The good thing is that we don’t have to be what we’ve become, what we’ve made ourselves to be. We are more than what we’ve made ourselves to be. We can pray and grow and learn to become more than we’ve made ourselves to be. Let us remember that.
I saw a headline float past me recently. I vaguely remember something similar to "Can a gig economy survive with minimum wage?" It flew past as I flicked my screen in a different direction and all I caught was that question, begging me to answer it. Is a “gig economy” really any different than what we as humans have done in the past? Or is it just a buzz word that we’re tossing around because the employment situation looks grim and there’s technology to help facilitate the process?
I spent week at the Oceti Sakowin Camp from 11 November 2016 through 18 November 2016. It was far too short of a time. I felt at home there, among the water protectors. The camp technically begins on the reservation with a group known as the Rosebud Camp. Most of it is actually just north of a bridge with signs marking that one is leaving the reservation. It would be easy to just say it is on US Army Corps of Engineers’ land, however in the 1851 Treaty of Fort Laramie the land of the Sioux stretches upward along the Missouri River and all the way along the Heart River, which flows just south of Bismarck and through Mandan. The camp barely touches that vast swath of land.
Yesterday, November 15, 2016, Bobby Kennedy Jr. came to stand with us at the Oceti Sakowin Camp. He gave us encouragement and set a gauntlet for others to follow in his footsteps and support democracy by standing with Standing Rock. Below is the transcript of his speech which I recorded [due to back ground noise, certain parts of it were very hard to make out].
Today, I woke up. I was slightly more hungover than expected and, somehow, slightly more entangled in the soul of a friend who, just over a week ago, was hit by a car going full speed while trying to flag down help.

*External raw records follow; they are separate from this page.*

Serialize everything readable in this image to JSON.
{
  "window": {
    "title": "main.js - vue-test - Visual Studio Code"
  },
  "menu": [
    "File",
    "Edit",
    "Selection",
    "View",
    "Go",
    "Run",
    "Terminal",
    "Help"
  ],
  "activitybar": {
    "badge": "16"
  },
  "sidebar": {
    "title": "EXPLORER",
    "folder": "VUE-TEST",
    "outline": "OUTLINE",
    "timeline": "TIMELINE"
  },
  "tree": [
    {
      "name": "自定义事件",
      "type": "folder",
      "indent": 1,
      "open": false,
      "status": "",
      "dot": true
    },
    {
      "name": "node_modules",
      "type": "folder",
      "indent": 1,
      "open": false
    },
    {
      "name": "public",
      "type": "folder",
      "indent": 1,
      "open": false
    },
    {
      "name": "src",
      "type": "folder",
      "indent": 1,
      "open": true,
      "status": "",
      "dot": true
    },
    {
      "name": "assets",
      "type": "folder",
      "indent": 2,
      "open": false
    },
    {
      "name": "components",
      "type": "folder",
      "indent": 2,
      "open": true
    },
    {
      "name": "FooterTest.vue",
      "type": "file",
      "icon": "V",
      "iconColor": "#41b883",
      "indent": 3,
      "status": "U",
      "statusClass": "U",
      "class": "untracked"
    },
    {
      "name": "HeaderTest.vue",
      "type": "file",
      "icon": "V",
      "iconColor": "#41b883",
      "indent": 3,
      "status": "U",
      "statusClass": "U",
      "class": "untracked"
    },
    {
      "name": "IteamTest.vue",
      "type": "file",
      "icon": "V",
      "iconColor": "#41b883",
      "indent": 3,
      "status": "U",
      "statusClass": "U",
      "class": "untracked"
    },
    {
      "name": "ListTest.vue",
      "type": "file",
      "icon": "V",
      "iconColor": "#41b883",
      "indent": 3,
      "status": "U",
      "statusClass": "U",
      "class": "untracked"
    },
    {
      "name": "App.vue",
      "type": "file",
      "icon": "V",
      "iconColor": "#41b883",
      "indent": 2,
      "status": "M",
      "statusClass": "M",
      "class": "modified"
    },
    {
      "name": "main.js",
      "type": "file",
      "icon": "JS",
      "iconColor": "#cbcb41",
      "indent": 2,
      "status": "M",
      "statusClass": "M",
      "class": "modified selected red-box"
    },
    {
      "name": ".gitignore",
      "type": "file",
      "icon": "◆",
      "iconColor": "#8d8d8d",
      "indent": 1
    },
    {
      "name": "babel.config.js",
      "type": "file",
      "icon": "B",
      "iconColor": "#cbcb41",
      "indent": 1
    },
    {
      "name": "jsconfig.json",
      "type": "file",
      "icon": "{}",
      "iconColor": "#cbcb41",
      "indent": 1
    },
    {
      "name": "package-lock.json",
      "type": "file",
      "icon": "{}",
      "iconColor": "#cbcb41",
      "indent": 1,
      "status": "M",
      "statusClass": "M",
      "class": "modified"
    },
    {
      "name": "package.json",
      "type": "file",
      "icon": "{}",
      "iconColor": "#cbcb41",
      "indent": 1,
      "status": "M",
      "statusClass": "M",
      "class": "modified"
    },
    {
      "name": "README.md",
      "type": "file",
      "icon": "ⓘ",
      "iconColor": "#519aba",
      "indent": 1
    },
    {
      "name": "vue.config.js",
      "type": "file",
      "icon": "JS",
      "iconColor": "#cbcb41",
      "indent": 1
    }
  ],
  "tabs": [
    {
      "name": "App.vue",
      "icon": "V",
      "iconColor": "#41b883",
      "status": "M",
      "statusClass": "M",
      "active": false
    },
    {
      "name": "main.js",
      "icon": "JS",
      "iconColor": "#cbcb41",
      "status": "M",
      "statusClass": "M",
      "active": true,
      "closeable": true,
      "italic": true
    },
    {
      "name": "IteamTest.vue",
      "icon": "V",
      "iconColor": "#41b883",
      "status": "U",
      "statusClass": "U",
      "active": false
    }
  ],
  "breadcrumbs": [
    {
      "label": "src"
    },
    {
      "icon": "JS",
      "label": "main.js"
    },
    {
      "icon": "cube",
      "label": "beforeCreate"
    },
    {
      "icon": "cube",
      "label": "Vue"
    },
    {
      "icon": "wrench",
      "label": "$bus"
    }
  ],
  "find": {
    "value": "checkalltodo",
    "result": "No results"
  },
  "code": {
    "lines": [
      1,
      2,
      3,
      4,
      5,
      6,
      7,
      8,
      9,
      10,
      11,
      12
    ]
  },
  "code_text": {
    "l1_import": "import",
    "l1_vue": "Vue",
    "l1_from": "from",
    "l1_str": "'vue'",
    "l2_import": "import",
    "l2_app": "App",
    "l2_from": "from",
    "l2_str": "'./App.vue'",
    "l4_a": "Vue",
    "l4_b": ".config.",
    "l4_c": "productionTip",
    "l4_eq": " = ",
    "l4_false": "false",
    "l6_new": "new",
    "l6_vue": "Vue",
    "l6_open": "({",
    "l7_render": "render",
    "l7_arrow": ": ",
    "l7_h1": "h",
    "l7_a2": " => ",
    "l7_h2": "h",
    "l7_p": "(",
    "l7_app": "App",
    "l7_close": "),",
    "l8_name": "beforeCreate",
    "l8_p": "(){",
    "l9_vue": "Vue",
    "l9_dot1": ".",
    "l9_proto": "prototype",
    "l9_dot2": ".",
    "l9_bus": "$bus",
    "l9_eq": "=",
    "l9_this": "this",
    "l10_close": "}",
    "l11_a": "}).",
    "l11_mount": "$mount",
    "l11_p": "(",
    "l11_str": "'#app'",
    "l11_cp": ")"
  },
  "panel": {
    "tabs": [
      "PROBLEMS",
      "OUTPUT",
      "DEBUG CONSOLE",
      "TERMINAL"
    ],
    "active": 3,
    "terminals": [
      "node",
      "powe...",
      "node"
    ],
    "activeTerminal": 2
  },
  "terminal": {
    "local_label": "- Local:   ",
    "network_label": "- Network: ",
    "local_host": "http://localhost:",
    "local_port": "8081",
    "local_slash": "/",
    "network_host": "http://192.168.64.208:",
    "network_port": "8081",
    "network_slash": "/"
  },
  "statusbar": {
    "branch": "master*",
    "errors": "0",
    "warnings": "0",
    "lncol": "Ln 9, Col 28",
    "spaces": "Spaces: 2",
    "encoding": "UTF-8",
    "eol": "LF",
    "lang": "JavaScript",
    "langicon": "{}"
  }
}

At first, she was someone who talked to me at the local bar where she worked. Eventually, our relationship grew little by little. Before long we were talking about art, our traumas and struggles in life, and how we wanted the world to change. About a month ago, she told me, “I’m doing it. I’m giving my notice. I’m going to work on art full time. You should come by my studio sometime and we should work on a project together.” Replying excitedly, I said, “That would be awesome! Yes, let’s plan on it.” — which was all I could get in before she hurried off down the bar to serve a new customer, popping by every now and then to exchange a few words. It was becoming obvious our friendship was blossoming beyond what the structure of hanging out at the bar while she worked could hold.
We should broaden the context from the strict definition of mental illness to general mental health and coping mechanisms. If examined in the scope of psychology as currently practiced, none of this necessarily falls under the purview of mental illness.
There’s, of course, the current tale of Ahmed Mohamed and his clock. He’s a 14 year old boy of Sudanese descent who happens to be an American kid and Muslim (why blame a kid for his religion?). His father happens to have run for presidency in Sudan, twice. Should any of that matter in this case? No, but it seems to have mattered. According to CNN, the teacher to whom he showed the clock was the one who felt threatened. Now, it might be arguable it was just the appearance of an eight inch wide metal pencil box with a time readout that caused the worry. I would say that’s an argument made out of ignorance and poor education regarding electronics.